Patients may be given multiple medicines aimed at delaying progression and preventing complications of the kidney disease.
To delay progression of kidney disease
- Control the causes of the disease, such as hypertension and diabetes mellitus. Patients with these diseases are known to be at risk of kidney problems. Blood pressure and fasting blood sugar should be less than 130/85 mmHg and 130 mg/dl.
- Restrict dietary protein
- Understand the use of medications to reduce protein in urine and control blood pressure
To prevent and treat complications
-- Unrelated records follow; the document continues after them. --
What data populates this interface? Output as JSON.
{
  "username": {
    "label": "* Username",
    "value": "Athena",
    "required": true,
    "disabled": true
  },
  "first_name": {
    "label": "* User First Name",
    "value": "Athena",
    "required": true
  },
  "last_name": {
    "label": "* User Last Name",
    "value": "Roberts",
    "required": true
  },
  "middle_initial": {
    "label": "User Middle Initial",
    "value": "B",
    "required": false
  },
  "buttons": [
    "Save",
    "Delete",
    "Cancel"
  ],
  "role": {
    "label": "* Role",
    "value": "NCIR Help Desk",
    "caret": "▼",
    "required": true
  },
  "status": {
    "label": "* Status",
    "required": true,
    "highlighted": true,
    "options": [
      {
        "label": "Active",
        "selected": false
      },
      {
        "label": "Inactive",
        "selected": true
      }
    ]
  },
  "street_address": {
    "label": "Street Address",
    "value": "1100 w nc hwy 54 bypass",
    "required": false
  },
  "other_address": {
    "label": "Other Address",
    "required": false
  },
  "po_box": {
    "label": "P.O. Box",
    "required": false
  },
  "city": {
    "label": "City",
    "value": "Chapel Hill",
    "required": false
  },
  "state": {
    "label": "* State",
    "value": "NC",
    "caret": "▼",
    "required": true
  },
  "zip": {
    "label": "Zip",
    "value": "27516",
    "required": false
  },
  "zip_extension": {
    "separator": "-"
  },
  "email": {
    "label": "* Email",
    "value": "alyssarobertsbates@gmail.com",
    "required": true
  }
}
The main kidney functions are to control electrolytes and water balance in body, producing erythropoietin, a hormone that helps building up red blood cells and regulate calcium and phosphorus. These play a key role in maintenance of bone mass. Decline in kidney functions may lead to various complications.
- Cardiovascular disease: Blood pressure rises as the result of fluid overload and excessive production of vasoactive hormones, increasing one's risk of developing hypertension and/or suffering from congestive heart failure. Medicines for blood pressure control may be prescribed such as antihypertensive drugs, antilipidemic drugs, and antithrombotic drugs. Patients may be given more than one type of blood pressure medication to ensure optimal blood pressure control.
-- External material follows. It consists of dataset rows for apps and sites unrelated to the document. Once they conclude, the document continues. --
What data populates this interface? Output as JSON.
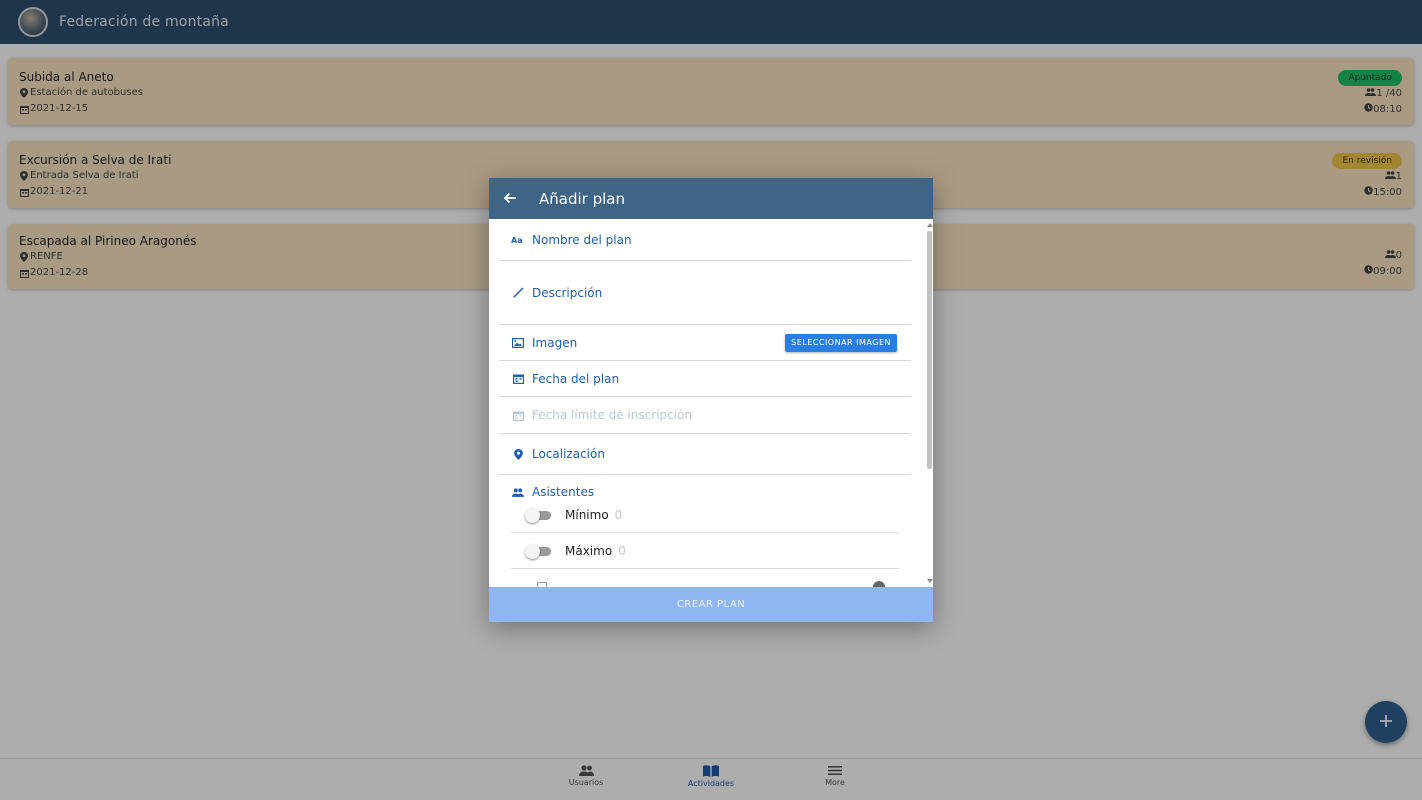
{
  "app": {
    "title": "Federación de montaña"
  },
  "activities": [
    {
      "title": "Subida al Aneto",
      "location": "Estación de autobuses",
      "date": "2021-12-15",
      "badge": "Apuntado",
      "badge_color": "#1ec26a",
      "attendees": "1 /40",
      "time": "08:10"
    },
    {
      "title": "Excursión a Selva de Irati",
      "location": "Entrada Selva de Irati",
      "date": "2021-12-21",
      "badge": "En revisión",
      "badge_color": "#f0c64a",
      "attendees": "1",
      "time": "15:00"
    },
    {
      "title": "Escapada al Pirineo Aragonés",
      "location": "RENFE",
      "date": "2021-12-28",
      "badge": "",
      "attendees": "0",
      "time": "09:00"
    }
  ],
  "bottom_nav": [
    {
      "label": "Usuarios",
      "icon": "people-icon"
    },
    {
      "label": "Actividades",
      "icon": "book-icon",
      "active": true
    },
    {
      "label": "More",
      "icon": "menu-icon"
    }
  ],
  "fab": {
    "icon": "plus-icon"
  },
  "dialog": {
    "title": "Añadir plan",
    "fields": {
      "name": "Nombre del plan",
      "description": "Descripción",
      "image": "Imagen",
      "image_button": "SELECCIONAR IMAGEN",
      "date": "Fecha del plan",
      "deadline": "Fecha límite de inscripción",
      "location": "Localización",
      "attendees": "Asistentes"
    },
    "attendees": {
      "min_label": "Mínimo",
      "min_value": "0",
      "max_label": "Máximo",
      "max_value": "0"
    },
    "submit": "CREAR PLAN"
  },
  "colors": {
    "app_bar": "#2f4f6f",
    "card": "#fbe4c2",
    "dialog_header": "#3e6486",
    "accent": "#1f5fb0",
    "submit_disabled": "#8fb6f0"
  }
}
- High blood potassium: Potassium can accumulate in the body when kidney function is not adequate to remove excessive amounts. Patients may show a wide range of symptoms including malaise and irregular heartbeat. Patients should avoid eating foods with high potassium, such as papaya, banana, lemon, plum, dried fruit, grapes, etc. Also, patients may be prescribed medicine which acts as a potassium binder and removes excessive potassium through the feces. A common side effect of these medicines is constipation.
- Fluid volume overload: This condition happens when kidneys cannot excrete excessive water. Symptoms may range from mild edema and shortness of breath to life-threatening pulmonary edema. Water pills, such as a diuretic, may be prescribed in addition to daily restriction of salt and fluid intake.
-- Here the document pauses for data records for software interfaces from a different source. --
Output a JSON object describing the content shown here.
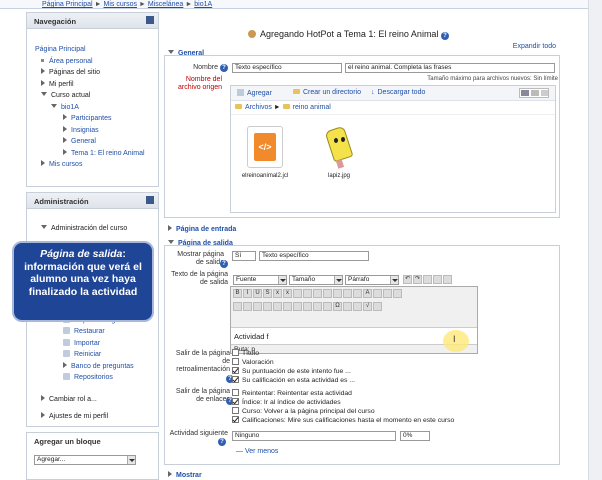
{
  "breadcrumb": [
    "Página Principal",
    "Mis cursos",
    "Miscelánea",
    "bio1A"
  ],
  "nav": {
    "title": "Navegación",
    "items": [
      {
        "label": "Página Principal",
        "level": 0,
        "kind": "link"
      },
      {
        "label": "Área personal",
        "level": 1,
        "kind": "bullet"
      },
      {
        "label": "Páginas del sitio",
        "level": 1,
        "kind": "collapsed"
      },
      {
        "label": "Mi perfil",
        "level": 1,
        "kind": "collapsed"
      },
      {
        "label": "Curso actual",
        "level": 1,
        "kind": "expanded"
      },
      {
        "label": "bio1A",
        "level": 2,
        "kind": "expanded"
      },
      {
        "label": "Participantes",
        "level": 3,
        "kind": "collapsed"
      },
      {
        "label": "Insignias",
        "level": 3,
        "kind": "collapsed"
      },
      {
        "label": "General",
        "level": 3,
        "kind": "collapsed"
      },
      {
        "label": "Tema 1: El reino Animal",
        "level": 3,
        "kind": "collapsed"
      },
      {
        "label": "Mis cursos",
        "level": 1,
        "kind": "collapsed"
      }
    ]
  },
  "admin": {
    "title": "Administración",
    "items": [
      {
        "label": "Administración del curso",
        "kind": "expanded"
      },
      {
        "label": "Copia de seguridad",
        "kind": "icon"
      },
      {
        "label": "Restaurar",
        "kind": "icon"
      },
      {
        "label": "Importar",
        "kind": "icon"
      },
      {
        "label": "Reiniciar",
        "kind": "icon"
      },
      {
        "label": "Banco de preguntas",
        "kind": "collapsed"
      },
      {
        "label": "Repositorios",
        "kind": "icon"
      },
      {
        "label": "Cambiar rol a...",
        "kind": "collapsed"
      },
      {
        "label": "Ajustes de mi perfil",
        "kind": "collapsed"
      }
    ]
  },
  "addblock": {
    "title": "Agregar un bloque",
    "select": "Agregar..."
  },
  "callout": {
    "title": "Página de salida",
    "body": "información que verá el alumno una vez haya finalizado la actividad"
  },
  "page": {
    "title": "Agregando HotPot a Tema 1: El reino Animal",
    "expand_all": "Expandir todo"
  },
  "general": {
    "legend": "General",
    "name_label": "Nombre",
    "name_select": "Texto específico",
    "name_value": "el reino animal. Completa las frases",
    "file_label": "Nombre del archivo origen",
    "max_size": "Tamaño máximo para archivos nuevos: Sin límite",
    "fp_add": "Agregar",
    "fp_create_dir": "Crear un directorio",
    "fp_download": "Descargar todo",
    "path_root": "Archivos",
    "path_sub": "reino animal",
    "files": [
      "elreinoanimal2.jcl",
      "lapiz.jpg"
    ]
  },
  "sections": {
    "entry": "Página de entrada",
    "exit": "Página de salida",
    "show": "Mostrar"
  },
  "exit": {
    "show_label": "Mostrar página de salida",
    "show_value": "Sí",
    "text_select": "Texto específico",
    "text_label": "Texto de la página de salida",
    "font": "Fuente",
    "size": "Tamaño",
    "para": "Párrafo",
    "editor_text": "Actividad f",
    "path": "Ruta: p",
    "feedback_label": "Salir de la página de retroalimentación",
    "feedback": [
      {
        "label": "Título",
        "checked": false
      },
      {
        "label": "Valoración",
        "checked": false
      },
      {
        "label": "Su puntuación de este intento fue ...",
        "checked": true
      },
      {
        "label": "Su calificación en esta actividad es ...",
        "checked": true
      }
    ],
    "links_label": "Salir de la página de enlaces",
    "links": [
      {
        "label": "Reintentar: Reintentar esta actividad",
        "checked": false
      },
      {
        "label": "Índice: Ir al índice de actividades",
        "checked": true
      },
      {
        "label": "Curso: Volver a la página principal del curso",
        "checked": false
      },
      {
        "label": "Calificaciones: Mire sus calificaciones hasta el momento en este curso",
        "checked": true
      }
    ],
    "next_label": "Actividad siguiente",
    "next_value": "Ninguno",
    "next_pct": "0%",
    "see_less": "Ver menos"
  }
}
- Anemia: Erythropoietin stimulates the red blood cell formation. This hormone level drops due to the decline of kidney function and cause anemia. A doctor may prescribe an erythropoietin to be injected via subcutaneous route and an iron supplement to make sure that a patient’s body can generate red blood cells. Patients may receive iron pills if the amount of iron is very low.
- High blood phosphate: Due to reduced phosphate excretion, this condition is associated with the phosphate deposition in blood vessel walls and lead to vascular obstruction later on. If this accumulation occurs at the main heart vessel, it can cause atherosclerotic heart disease and may impair heart function. Patients should limit their consumption of high-phosphate diets including meat, eggs, dried beans, dairy products, soft drinks, etc., and take a phosphate binder such as calcium carbonate, calcium acetate, or aluminium hydroxide.
- High parathyroid hormone leading to impaired bone metabolism: High blood phosphate and low blood calcium levels can trigger parathyroid hormone secretion. This condition leads to the deterioration of bone density and bone abnormalities. To reduce parathyroid hormone, patients may be prescribed calcitriol, cinacalcet.
- Blood acidosis: The acidified blood may occur because the kidney cannot excrete organic acid products adequate resulting in bone loss or reduced muscle mass. The patient may be prescribed the medicines for this condition.